CFP: Iftā' on Screens: Satellite Television, the Internet and Religious Authority in the Arab World

Iftā’ on Screens: Satellite Television, the Internet and Religious Authority in the Arab World.
Doha, Qatar 27-28 June 2011
A Workshop Organised by the Center for the Study of Contemporary Muslim Societies of the Qatar Faculty of Islamic Studies, in collaboration with the New Islamic Public Sphere Programme of the University of Copenhagen.
In the last two decades satellite television changed the scene of religious media in the Muslim Arab World, only to be followed by the more open, and at times more problematic, cyberspace. Traditionally, it was the knowledgeable ‛ālim who Muslims sought for a fatwā. Today, television and computer screens bring ‛ulamā’ to the privacy of home. “Seeking” the (presumed) most learned has become as easy as changing channel or surfing the internet. However, this ease of access is not mere acquiescence to pre-defined authority. The proliferation of modern media forms offers an unprecedented range of choice, leading to great variation if not clashes and confrontation. Multiple sources of intellectual influence are at play, all drawing on classical sources of Islamic jurisprudence while claiming to present views most-fitting for contemporary reality. Thus wherever he is, an Arab Muslim is exposed to differing influences, constantly struggling for his religious leanings and also, in effect, reifying or changing his perception of religious authority. This workshop will focus specifically on iftā’ on screens, be they of Arab satellite channels or of the Arab cyberspace, for both Sunni and Shii Muslims. The aim is to explore the ways in which these new spaces for, and means of, fatwā are reconfiguring religious authority in the Arabic-speaking Muslim World.
Among the questions and themes we expect papers in this workshop to tackle: how are these spaces for religious knowledge reconstituting, or even redefining, elements of religious authority? Are they undermining existing institutions (e.g. al-Azhar) or are they buttressing them? Are we witnessing the emergence of “‘ulamā’-stars”? And if so how? To what degree and in what ways is the political scene affecting (or shaping) this phenomenon? Are these new media forms making Muslims better aware of, or more ignorant about, both, the intricacies of Sharī‛a and the room for difference and variation it traditionally allows? In relation to the last question, can we devise an ideological map of Muslim religious media, with clear contours and intellectual-religious battles? How does iftā’ in these spaces, which at times appears relatively free, relate to existent political systems? Is it the subject of their hegemony or is it a challenge to their ideological lines and legal structures?
It is up to the researchers to tackle these questions the way they choose; among these may be specific case studies of programmes and websites. The researcher may also opt for examining certain cases of controversial iftā’ that stirred heated debates.
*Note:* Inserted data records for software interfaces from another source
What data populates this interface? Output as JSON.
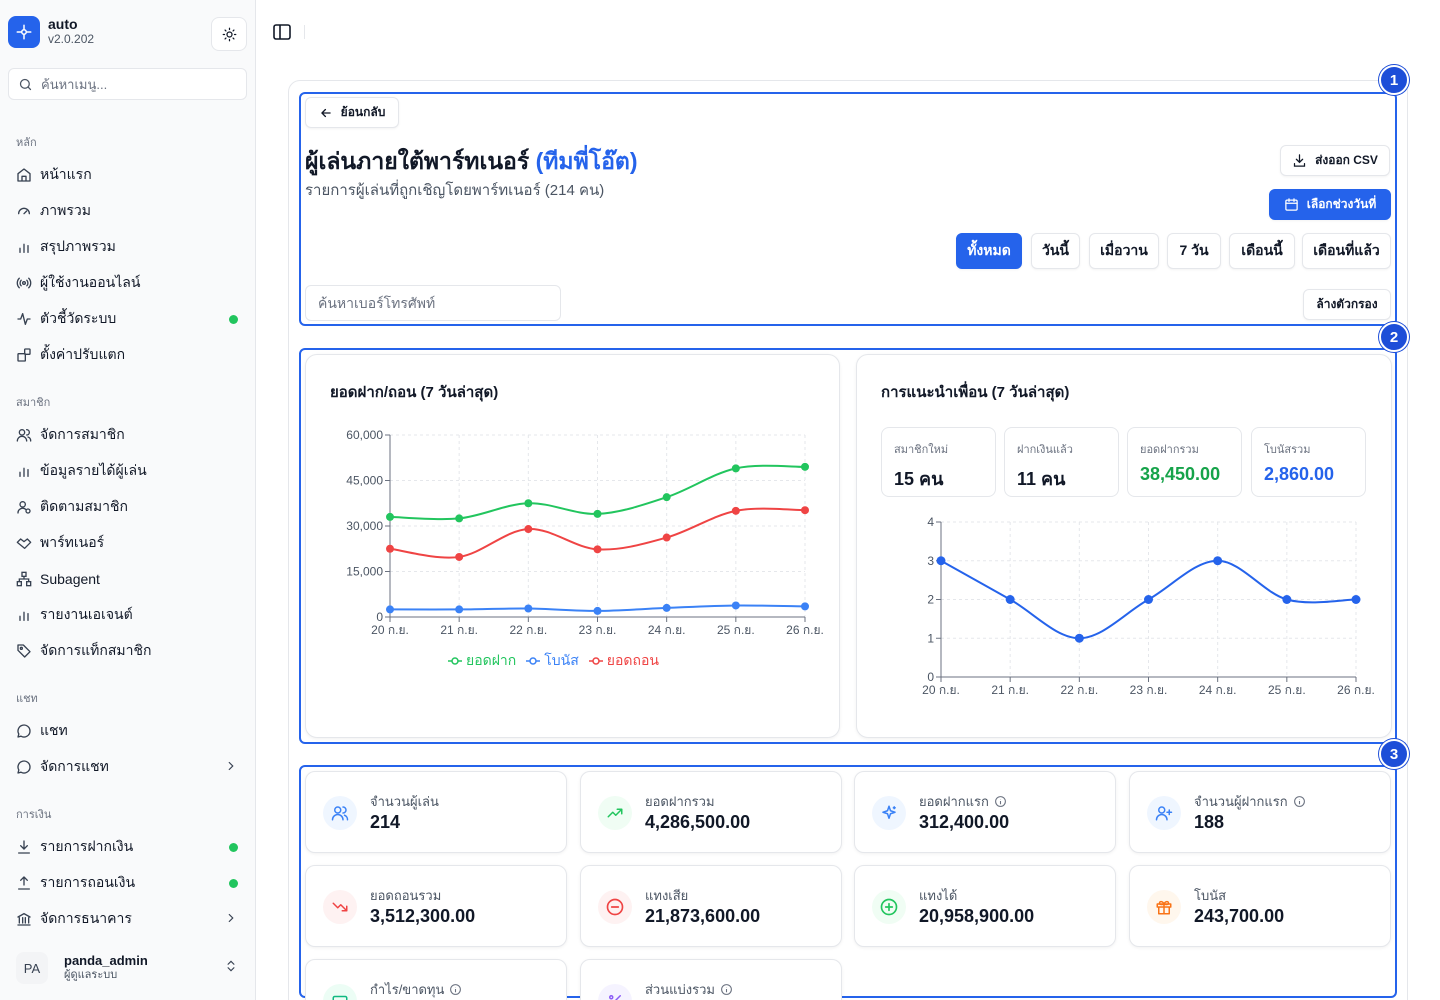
{
  "app": {
    "name": "auto",
    "version": "v2.0.202"
  },
  "sidebar": {
    "search_placeholder": "ค้นหาเมนู...",
    "sections": [
      {
        "title": "หลัก",
        "items": [
          {
            "label": "หน้าแรก"
          },
          {
            "label": "ภาพรวม"
          },
          {
            "label": "สรุปภาพรวม"
          },
          {
            "label": "ผู้ใช้งานออนไลน์"
          },
          {
            "label": "ตัวชี้วัดระบบ"
          },
          {
            "label": "ตั้งค่าปรับแตก"
          }
        ]
      },
      {
        "title": "สมาชิก",
        "items": [
          {
            "label": "จัดการสมาชิก"
          },
          {
            "label": "ข้อมูลรายได้ผู้เล่น"
          },
          {
            "label": "ติดตามสมาชิก"
          },
          {
            "label": "พาร์ทเนอร์"
          },
          {
            "label": "Subagent"
          },
          {
            "label": "รายงานเอเจนต์"
          },
          {
            "label": "จัดการแท็กสมาชิก"
          }
        ]
      },
      {
        "title": "แชท",
        "items": [
          {
            "label": "แชท"
          },
          {
            "label": "จัดการแชท"
          }
        ]
      },
      {
        "title": "การเงิน",
        "items": [
          {
            "label": "รายการฝากเงิน"
          },
          {
            "label": "รายการถอนเงิน"
          },
          {
            "label": "จัดการธนาคาร"
          }
        ]
      }
    ],
    "user": {
      "initials": "PA",
      "name": "panda_admin",
      "role": "ผู้ดูแลระบบ"
    }
  },
  "badges": [
    "1",
    "2",
    "3"
  ],
  "header": {
    "back_label": "ย้อนกลับ",
    "title": "ผู้เล่นภายใต้พาร์ทเนอร์",
    "title_accent": "(ทีมพี่โอ๊ต)",
    "subtitle": "รายการผู้เล่นที่ถูกเชิญโดยพาร์ทเนอร์ (214 คน)",
    "export_label": "ส่งออก CSV",
    "date_range_label": "เลือกช่วงวันที่",
    "filters": [
      "ทั้งหมด",
      "วันนี้",
      "เมื่อวาน",
      "7 วัน",
      "เดือนนี้",
      "เดือนที่แล้ว"
    ],
    "active_filter": 0,
    "phone_placeholder": "ค้นหาเบอร์โทรศัพท์",
    "clear_label": "ล้างตัวกรอง"
  },
  "colors": {
    "accent": "#2563eb",
    "deposit": "#22c55e",
    "bonus": "#3b82f6",
    "withdraw": "#ef4444"
  },
  "chart_data": [
    {
      "type": "line",
      "title": "ยอดฝาก/ถอน (7 วันล่าสุด)",
      "categories": [
        "20 ก.ย.",
        "21 ก.ย.",
        "22 ก.ย.",
        "23 ก.ย.",
        "24 ก.ย.",
        "25 ก.ย.",
        "26 ก.ย."
      ],
      "yticks": [
        "0",
        "15,000",
        "30,000",
        "45,000",
        "60,000"
      ],
      "ylim": [
        0,
        60000
      ],
      "grid": true,
      "legend_position": "bottom",
      "series": [
        {
          "name": "ยอดฝาก",
          "color": "#22c55e",
          "values": [
            33000,
            32500,
            37500,
            34000,
            39500,
            49000,
            49500
          ]
        },
        {
          "name": "โบนัส",
          "color": "#3b82f6",
          "values": [
            2500,
            2500,
            2800,
            2000,
            3000,
            3800,
            3500
          ]
        },
        {
          "name": "ยอดถอน",
          "color": "#ef4444",
          "values": [
            22500,
            19800,
            29000,
            22300,
            26200,
            35000,
            35200
          ]
        }
      ]
    },
    {
      "type": "line",
      "title": "การแนะนำเพื่อน (7 วันล่าสุด)",
      "categories": [
        "20 ก.ย.",
        "21 ก.ย.",
        "22 ก.ย.",
        "23 ก.ย.",
        "24 ก.ย.",
        "25 ก.ย.",
        "26 ก.ย."
      ],
      "yticks": [
        "0",
        "1",
        "2",
        "3",
        "4"
      ],
      "ylim": [
        0,
        4
      ],
      "grid": true,
      "series": [
        {
          "color": "#2563eb",
          "values": [
            3,
            2,
            1,
            2,
            3,
            2,
            2
          ]
        }
      ]
    }
  ],
  "referral_stats": [
    {
      "label": "สมาชิกใหม่",
      "value": "15 คน",
      "color": "#111827"
    },
    {
      "label": "ฝากเงินแล้ว",
      "value": "11 คน",
      "color": "#111827"
    },
    {
      "label": "ยอดฝากรวม",
      "value": "38,450.00",
      "color": "#16a34a"
    },
    {
      "label": "โบนัสรวม",
      "value": "2,860.00",
      "color": "#2563eb"
    }
  ],
  "stats": [
    {
      "label": "จำนวนผู้เล่น",
      "value": "214",
      "icon": "users-icon",
      "info": false
    },
    {
      "label": "ยอดฝากรวม",
      "value": "4,286,500.00",
      "icon": "trending-up-icon",
      "info": false
    },
    {
      "label": "ยอดฝากแรก",
      "value": "312,400.00",
      "icon": "sparkles-icon",
      "info": true
    },
    {
      "label": "จำนวนผู้ฝากแรก",
      "value": "188",
      "icon": "user-plus-icon",
      "info": true
    },
    {
      "label": "ยอดถอนรวม",
      "value": "3,512,300.00",
      "icon": "trending-down-icon",
      "info": false
    },
    {
      "label": "แทงเสีย",
      "value": "21,873,600.00",
      "icon": "minus-circle-icon",
      "info": false
    },
    {
      "label": "แทงได้",
      "value": "20,958,900.00",
      "icon": "plus-circle-icon",
      "info": false
    },
    {
      "label": "โบนัส",
      "value": "243,700.00",
      "icon": "gift-icon",
      "info": false
    },
    {
      "label": "กำไร/ขาดทุน",
      "value": "",
      "icon": "wallet-icon",
      "info": true
    },
    {
      "label": "ส่วนแบ่งรวม",
      "value": "",
      "icon": "percent-icon",
      "info": true
    }
  ]
}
Or, alternatively, examine the example of a single ‛ālim and the evolution of his (or her) role through these hypermodern venues.
The final deadline for the submission of abstracts (no more than 200 words) is 15 February 2011. Papers, not more than 8000 words, are to be sent to us by 15 June 2011. Please note that we are only interested in papers that have neither been published nor presented, partially or fully, before. All expenses, including airfare will be covered. Please send your abstracts, and any inquiries you may have, to